(Work to complete): All of the data should be reproduced word for word, though its pictures must be omitted.

━━━

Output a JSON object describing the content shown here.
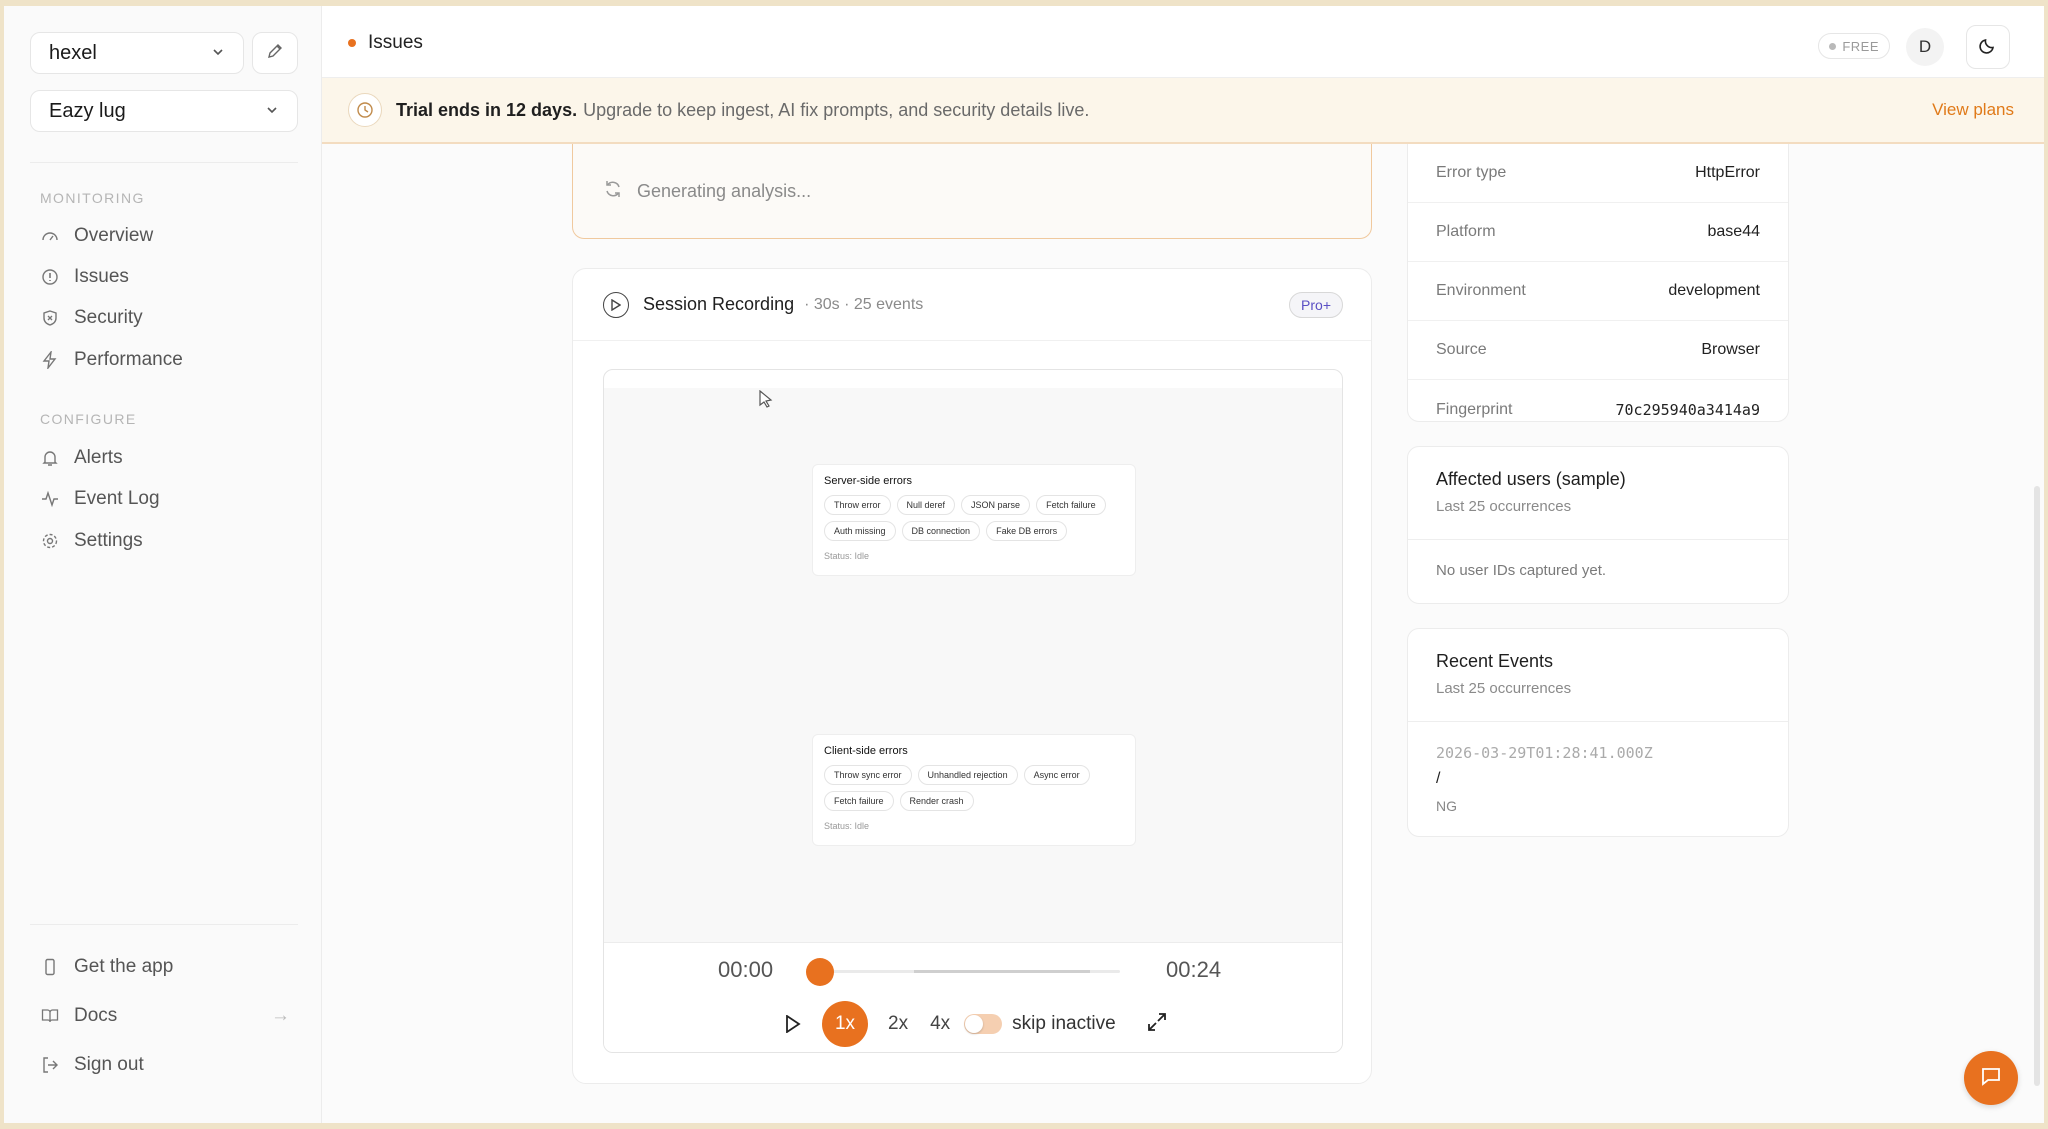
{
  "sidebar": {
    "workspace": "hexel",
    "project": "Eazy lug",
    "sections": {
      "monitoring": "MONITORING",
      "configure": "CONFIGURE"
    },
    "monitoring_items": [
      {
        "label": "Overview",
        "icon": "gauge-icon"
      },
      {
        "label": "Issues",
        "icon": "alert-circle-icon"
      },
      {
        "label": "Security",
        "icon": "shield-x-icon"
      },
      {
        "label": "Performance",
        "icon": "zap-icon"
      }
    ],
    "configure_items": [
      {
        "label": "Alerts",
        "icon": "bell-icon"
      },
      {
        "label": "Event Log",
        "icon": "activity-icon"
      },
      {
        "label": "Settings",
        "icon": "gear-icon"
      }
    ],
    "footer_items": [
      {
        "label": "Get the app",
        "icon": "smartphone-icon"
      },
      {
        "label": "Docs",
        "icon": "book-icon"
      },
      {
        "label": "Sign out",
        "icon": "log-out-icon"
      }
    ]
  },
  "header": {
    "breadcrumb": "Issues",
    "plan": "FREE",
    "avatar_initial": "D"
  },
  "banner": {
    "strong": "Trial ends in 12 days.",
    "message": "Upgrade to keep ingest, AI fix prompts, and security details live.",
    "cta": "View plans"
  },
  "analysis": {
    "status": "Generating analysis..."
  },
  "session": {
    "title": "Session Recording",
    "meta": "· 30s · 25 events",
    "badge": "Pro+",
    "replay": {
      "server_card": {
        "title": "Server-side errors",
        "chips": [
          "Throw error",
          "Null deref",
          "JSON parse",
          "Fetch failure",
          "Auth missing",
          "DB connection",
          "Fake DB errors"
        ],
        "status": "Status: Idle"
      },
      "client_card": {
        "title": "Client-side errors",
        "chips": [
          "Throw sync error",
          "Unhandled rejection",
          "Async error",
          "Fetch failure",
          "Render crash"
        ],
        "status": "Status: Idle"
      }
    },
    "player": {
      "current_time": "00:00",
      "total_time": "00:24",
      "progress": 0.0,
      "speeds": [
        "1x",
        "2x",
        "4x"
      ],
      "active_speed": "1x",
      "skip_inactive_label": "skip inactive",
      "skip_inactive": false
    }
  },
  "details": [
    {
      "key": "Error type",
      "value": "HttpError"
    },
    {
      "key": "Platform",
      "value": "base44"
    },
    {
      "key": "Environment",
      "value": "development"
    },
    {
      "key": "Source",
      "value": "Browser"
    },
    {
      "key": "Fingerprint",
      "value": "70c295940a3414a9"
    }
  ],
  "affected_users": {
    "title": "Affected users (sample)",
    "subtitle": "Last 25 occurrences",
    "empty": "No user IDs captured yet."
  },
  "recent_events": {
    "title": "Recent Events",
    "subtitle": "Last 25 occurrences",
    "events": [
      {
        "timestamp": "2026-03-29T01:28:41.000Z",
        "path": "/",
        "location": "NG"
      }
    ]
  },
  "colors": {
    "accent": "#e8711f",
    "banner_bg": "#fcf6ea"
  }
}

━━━

(Result for this task):
Output a JSON object describing the content shown here.
{
  "sidebar": {
    "workspace": "hexel",
    "project": "Eazy lug",
    "sections": {
      "monitoring": "MONITORING",
      "configure": "CONFIGURE"
    },
    "monitoring_items": [
      {
        "label": "Overview",
        "icon": "gauge-icon"
      },
      {
        "label": "Issues",
        "icon": "alert-circle-icon"
      },
      {
        "label": "Security",
        "icon": "shield-x-icon"
      },
      {
        "label": "Performance",
        "icon": "zap-icon"
      }
    ],
    "configure_items": [
      {
        "label": "Alerts",
        "icon": "bell-icon"
      },
      {
        "label": "Event Log",
        "icon": "activity-icon"
      },
      {
        "label": "Settings",
        "icon": "gear-icon"
      }
    ],
    "footer_items": [
      {
        "label": "Get the app",
        "icon": "smartphone-icon"
      },
      {
        "label": "Docs",
        "icon": "book-icon"
      },
      {
        "label": "Sign out",
        "icon": "log-out-icon"
      }
    ]
  },
  "header": {
    "breadcrumb": "Issues",
    "plan": "FREE",
    "avatar_initial": "D"
  },
  "banner": {
    "strong": "Trial ends in 12 days.",
    "message": "Upgrade to keep ingest, AI fix prompts, and security details live.",
    "cta": "View plans"
  },
  "analysis": {
    "status": "Generating analysis..."
  },
  "session": {
    "title": "Session Recording",
    "meta": "· 30s · 25 events",
    "badge": "Pro+",
    "replay": {
      "server_card": {
        "title": "Server-side errors",
        "chips": [
          "Throw error",
          "Null deref",
          "JSON parse",
          "Fetch failure",
          "Auth missing",
          "DB connection",
          "Fake DB errors"
        ],
        "status": "Status: Idle"
      },
      "client_card": {
        "title": "Client-side errors",
        "chips": [
          "Throw sync error",
          "Unhandled rejection",
          "Async error",
          "Fetch failure",
          "Render crash"
        ],
        "status": "Status: Idle"
      }
    },
    "player": {
      "current_time": "00:00",
      "total_time": "00:24",
      "progress": 0.0,
      "speeds": [
        "1x",
        "2x",
        "4x"
      ],
      "active_speed": "1x",
      "skip_inactive_label": "skip inactive",
      "skip_inactive": false
    }
  },
  "details": [
    {
      "key": "Error type",
      "value": "HttpError"
    },
    {
      "key": "Platform",
      "value": "base44"
    },
    {
      "key": "Environment",
      "value": "development"
    },
    {
      "key": "Source",
      "value": "Browser"
    },
    {
      "key": "Fingerprint",
      "value": "70c295940a3414a9"
    }
  ],
  "affected_users": {
    "title": "Affected users (sample)",
    "subtitle": "Last 25 occurrences",
    "empty": "No user IDs captured yet."
  },
  "recent_events": {
    "title": "Recent Events",
    "subtitle": "Last 25 occurrences",
    "events": [
      {
        "timestamp": "2026-03-29T01:28:41.000Z",
        "path": "/",
        "location": "NG"
      }
    ]
  },
  "colors": {
    "accent": "#e8711f",
    "banner_bg": "#fcf6ea"
  }
}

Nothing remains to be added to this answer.